Rosen, who derided Foxman for an “apocalyptic” position on the consequences of beatification, dismissed as a “red herring” the argument that allowing independent scholars to examine the Pius files would finally determine the question of what Pius did or did not do to succor Jews from the Nazis.

“It is a fallacy to suggest that opening the archives would resolve the debate over Pius, since the difference between the two sides is subjective in nature,” Rosen remarked. “Catholics look at the evidence and say, ‘Pius did everything he could do to save Jews’. We see it differently and no amount of [new] evidence will change that.”

According to Seymour Reich, the immediate past president of IJCIC, the umbrella body — which is composed of the World Jewish Congress, Israel Jewish Council on Interreligious Relations, ADL, B’nai B’rith, American Jewish Committee, American Jewish Congress and the lay and rabbinic bodies of Reform, Conservative and Orthodox Judaism in North America — has traditionally operated on the principle of consensus. That would appear to mean it would have a hard time formulating a position on the beatification issue.

But Rosen, who serves as international director of interreligious affairs of the American Jewish Committee, said that discussions with the Vatican on the issue of Pius XII—if and when the Vatican moves forward with beatification—will not be the province of the entire body of IJCIC. That will be the job of a four-member steering committee, he said. Rosen said the steering committee consists of himself, Singer, general-secretary of the World Jewish Congress, Reich, who represents B’nai B’rith on IJCIC, and the representative of the Jewish Council on Interreligious Relations (the longtime president of that body, former Israeli Ambassador to the Vatican Shmuel Hadass, is retiring this month).

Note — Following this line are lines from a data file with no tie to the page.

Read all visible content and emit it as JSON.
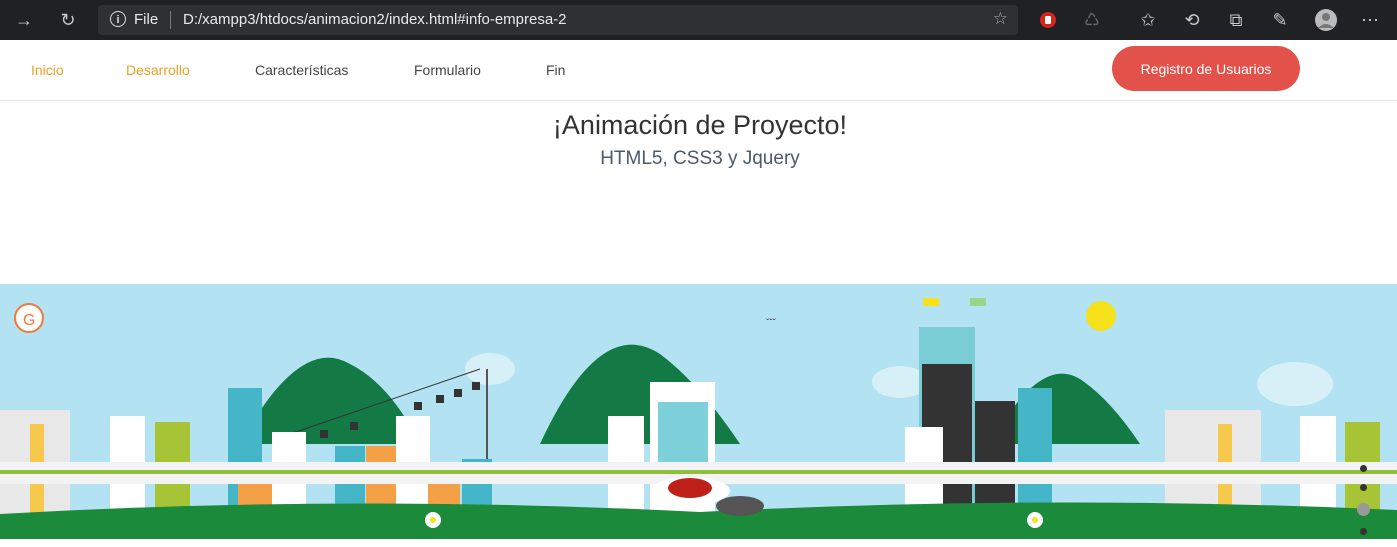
{
  "browser": {
    "protocol_label": "File",
    "url": "D:/xampp3/htdocs/animacion2/index.html#info-empresa-2"
  },
  "nav": {
    "items": [
      {
        "label": "Inicio"
      },
      {
        "label": "Desarrollo"
      },
      {
        "label": "Características"
      },
      {
        "label": "Formulario"
      },
      {
        "label": "Fin"
      }
    ],
    "register_label": "Registro de Usuarios"
  },
  "hero": {
    "title": "¡Animación de Proyecto!",
    "subtitle": "HTML5, CSS3 y Jquery"
  },
  "colors": {
    "accent_orange": "#f0a020",
    "button_red": "#e2524a",
    "sky": "#b3e3f2",
    "grass": "#1b8a3a"
  }
}
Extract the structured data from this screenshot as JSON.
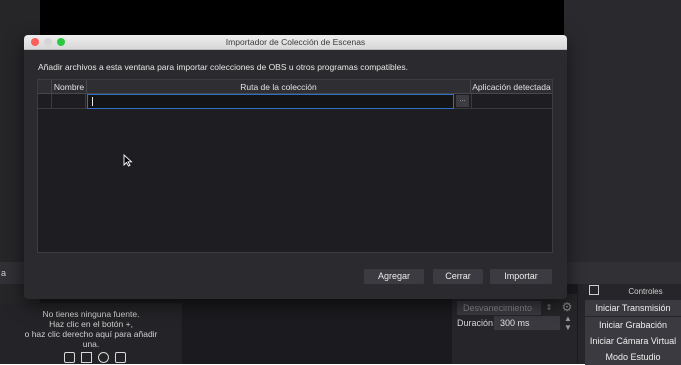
{
  "main_window": {
    "left_stub_label": "a",
    "sources": {
      "empty_lines": [
        "No tienes ninguna fuente.",
        "Haz clic en el botón +,",
        "o haz clic derecho aquí para añadir",
        "una."
      ],
      "icons": [
        "monitor-icon",
        "square-icon",
        "globe-icon",
        "camera-icon"
      ]
    },
    "transitions": {
      "selected": "Desvanecimiento",
      "duration_label": "Duración",
      "duration_value": "300 ms"
    },
    "controls": {
      "title": "Controles",
      "buttons": [
        "Iniciar Transmisión",
        "Iniciar Grabación",
        "Iniciar Cámara Virtual",
        "Modo Estudio"
      ]
    }
  },
  "dialog": {
    "title": "Importador de Colección de Escenas",
    "instructions": "Añadir archivos a esta ventana para importar colecciones de OBS u otros programas compatibles.",
    "columns": [
      "Nombre",
      "Ruta de la colección",
      "Aplicación detectada"
    ],
    "path_value": "",
    "browse_label": "...",
    "buttons": {
      "add": "Agregar",
      "close": "Cerrar",
      "import": "Importar"
    }
  },
  "colors": {
    "accent_focus": "#2f6fc4",
    "dialog_bg": "#2b2b2f",
    "close_light": "#fc5f57",
    "zoom_light": "#2bc840"
  }
}
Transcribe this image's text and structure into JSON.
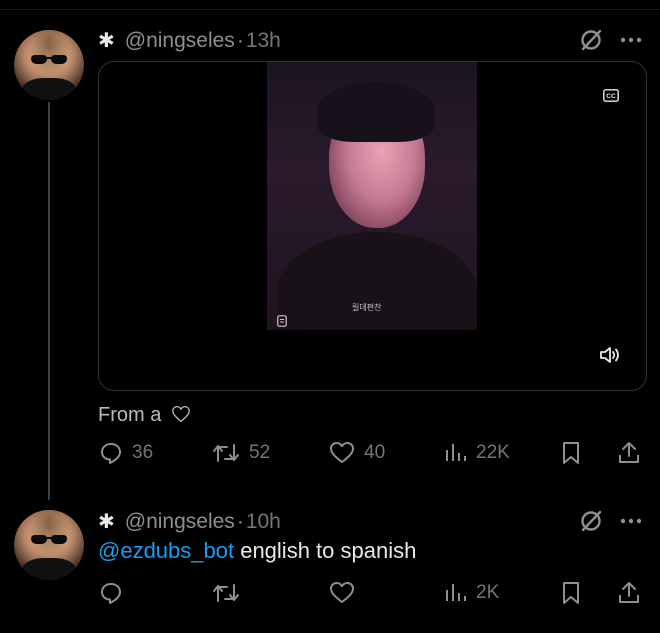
{
  "tweets": [
    {
      "handle": "@ningseles",
      "separator": "·",
      "time": "13h",
      "caption": "From a",
      "stats": {
        "replies": "36",
        "reposts": "52",
        "likes": "40",
        "views": "22K"
      },
      "media_watermark": "릴데편찬"
    },
    {
      "handle": "@ningseles",
      "separator": "·",
      "time": "10h",
      "mention": "@ezdubs_bot",
      "text": " english to spanish",
      "stats": {
        "views": "2K"
      }
    }
  ],
  "icons": [
    "asterisk-icon",
    "grok-icon",
    "more-icon",
    "cc-icon",
    "volume-icon",
    "reply-icon",
    "repost-icon",
    "like-icon",
    "views-icon",
    "bookmark-icon",
    "share-icon",
    "heart-outline-icon",
    "document-icon"
  ],
  "colors": {
    "background": "#000000",
    "text": "#e7e9ea",
    "muted": "#71767b",
    "link": "#1d9bf0"
  }
}
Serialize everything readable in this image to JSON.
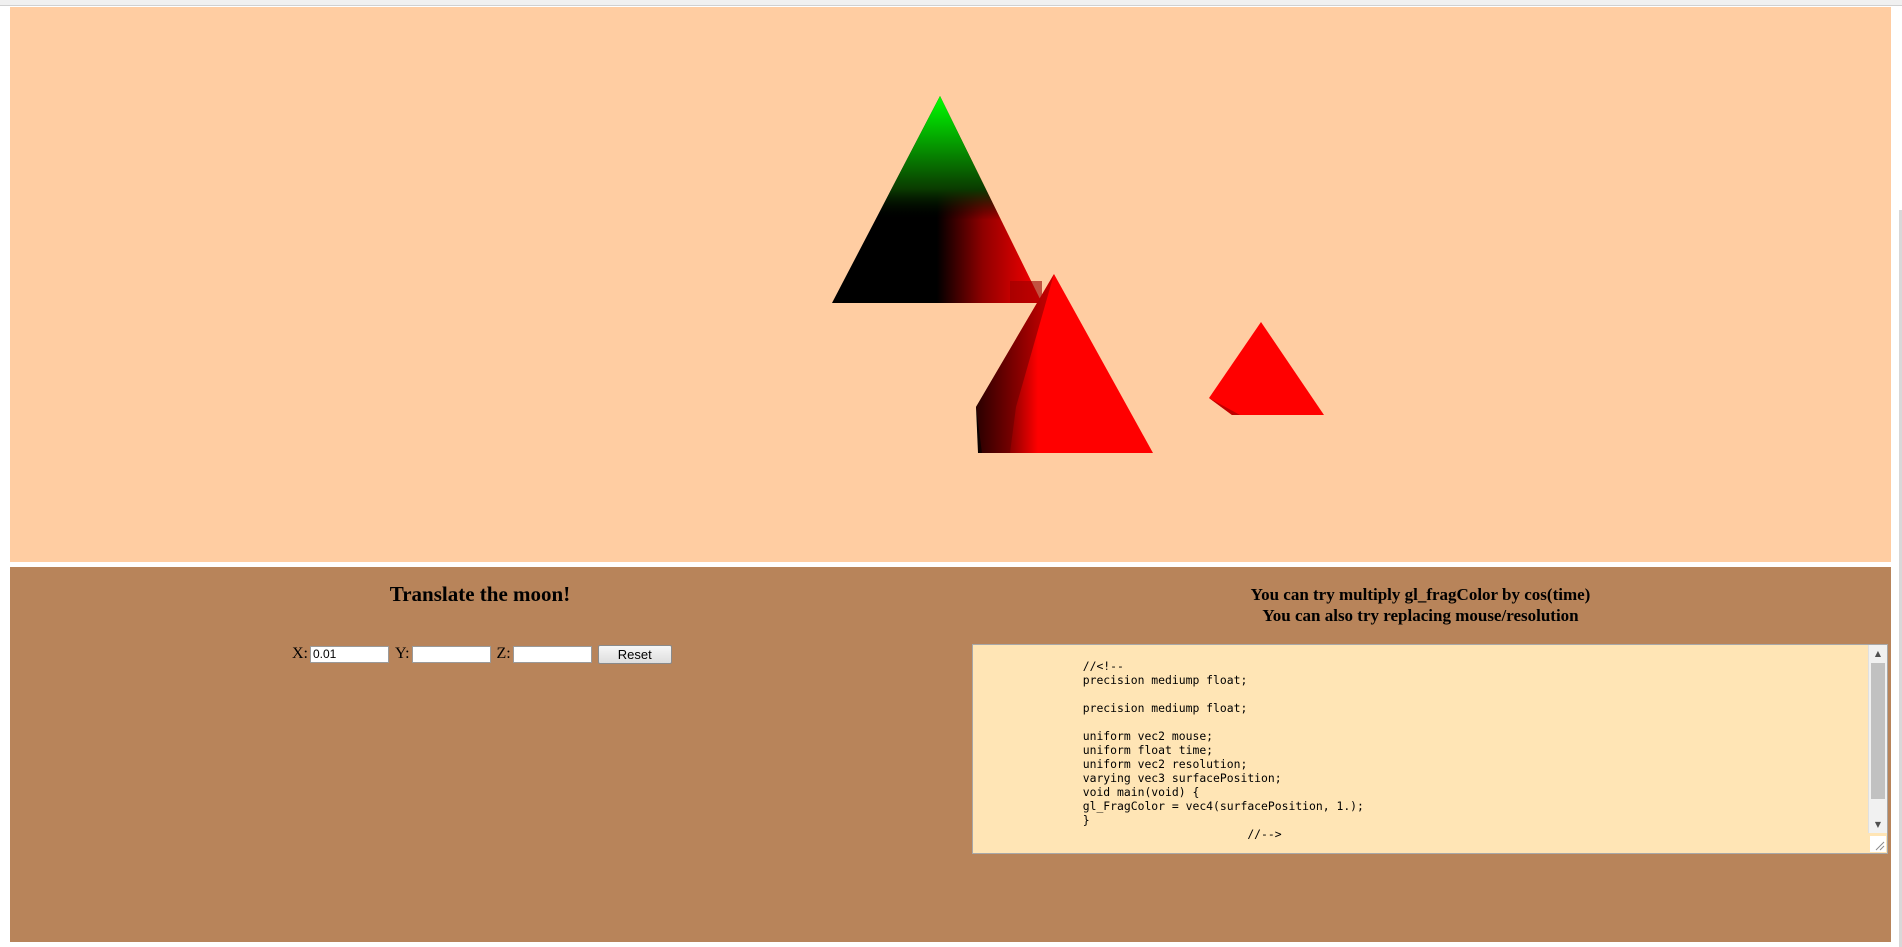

Last July, Cardinal Walter Kaspar [sic], head of the Vatican Office for Dialogue with Jews, told the Catholic weekly Il Consulente Re that the wartime pontiff “did what was humanly possible” to protect Jews from Nazi persecution during the years of World War II. Kaspar’s comment was widely construed by observers to be a trial balloon to gauge the likely reaction of world Jewry if the Vatican went ahead with plans for beatification. Father Peter Gumpel, the main investigating judge of the Congregation for the Causes of Saints, who has been sifting through the evidence concerning Pius since 1983, told The Jewish Week that he has already signed papers certifying that Pius deserves beatification based on his life, activities and personal virtues.

A commission composed of 12 cardinals and bishops will likely convene next summer to consider Father Gumpel’s recommendation. If they agree he deserves elevation, other experts, including medical doctors, will then need to ascertain that the late pontiff performed at least one miracle.

Only then will Pope Benedict XVI make the final determination on whether to beatify Pius, something that Gumpel said “will not happen until 2008 at the earliest.”

“The irony is that [early beatification] will damage the level of respect between [Catholics and Jews] at a time when radical Islam is challenging Christianity around the world,” Foxman said. “We both face the same enemy.”Foxman said that while some might worry about losing Vatican support for Israel, “I can’t think of one issue where the Vatican has lined up with Israel against the Muslims. Frankly, their position toward Israel has not been anything to write home about.”

Rosen said, “While the beatification of Pius would definitely cause a negative reaction in the Jewish world, the suggestion that it would lead to some kind of hiatus, suspension or breakdown, seems to me very unlikely.”

Father Gumpel expressed evident satisfaction at the position of Rosen and Singer. “They have said [beatification] would not create serious problems and I certainly have taken note of that position,” he said. “I think it is a sign that something is changing in terms of Jewish attitudes in the U.S. and the world on this issue.”